Eastern Woodland Culture

They ate only what they could find along the way. Many Indians died along the way, especially older Indians and children. Their bloody footprints left trails of blood in the snow. They cried as they went because they were leaving the land they loved, the land they had called home for so many years. This horribly long, sad journey of the Cherokee has become known in history as "The Trail of Tears".

Mound Builders were Inidans who built large mounds, or hills, or earth. There were two types of mounds, flat-topped and conical. Flat-topped mounds were flat on the top. These mounds were used as the base for temples or chief's homes. Conical mounds were rounded on the top like a steep hill.
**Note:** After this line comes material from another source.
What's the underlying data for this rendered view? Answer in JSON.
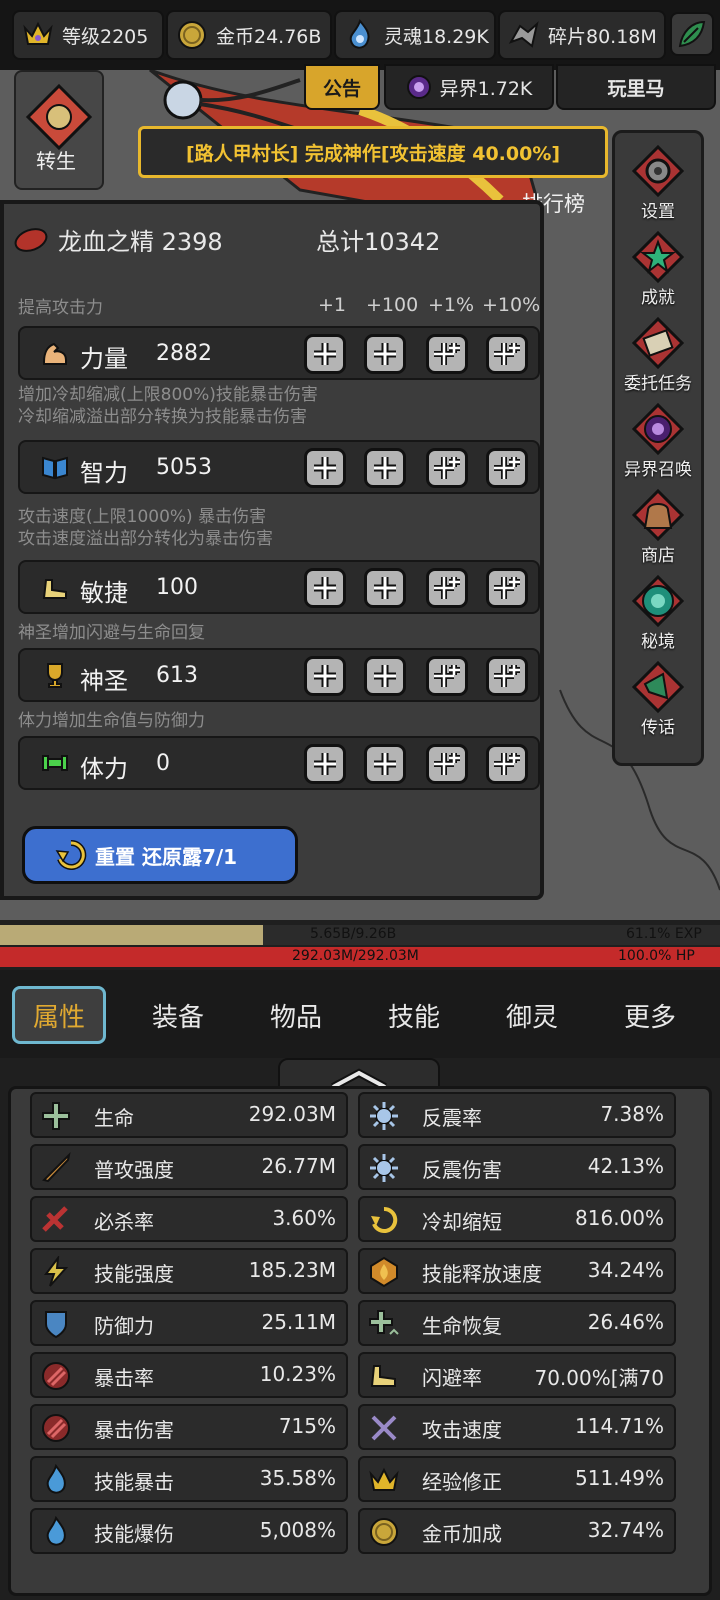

These mounds are believed to be where the Mound Builders buried important people. These mounds were built entirely by workers who carried loads of earth on their backs.

They had no horses or oxen or other forms of transportation to use for help. Many of these mounds have several hundred tons of dirt, stone, and other materials. The Mound Builders were like the Pueblo Indians. Mound Builders was not their name, just a name given to them because of the types of homes or type of community they lived in. The culture of the Mississippian Mound Builders is found in Cahokia, Illinois, which is very close to where we live.

The largest of the Mississippian Mounds was found in Cahokia, Illinois. It had about 40, people. Cahokia had over mounds. Some were conical to bury their dead.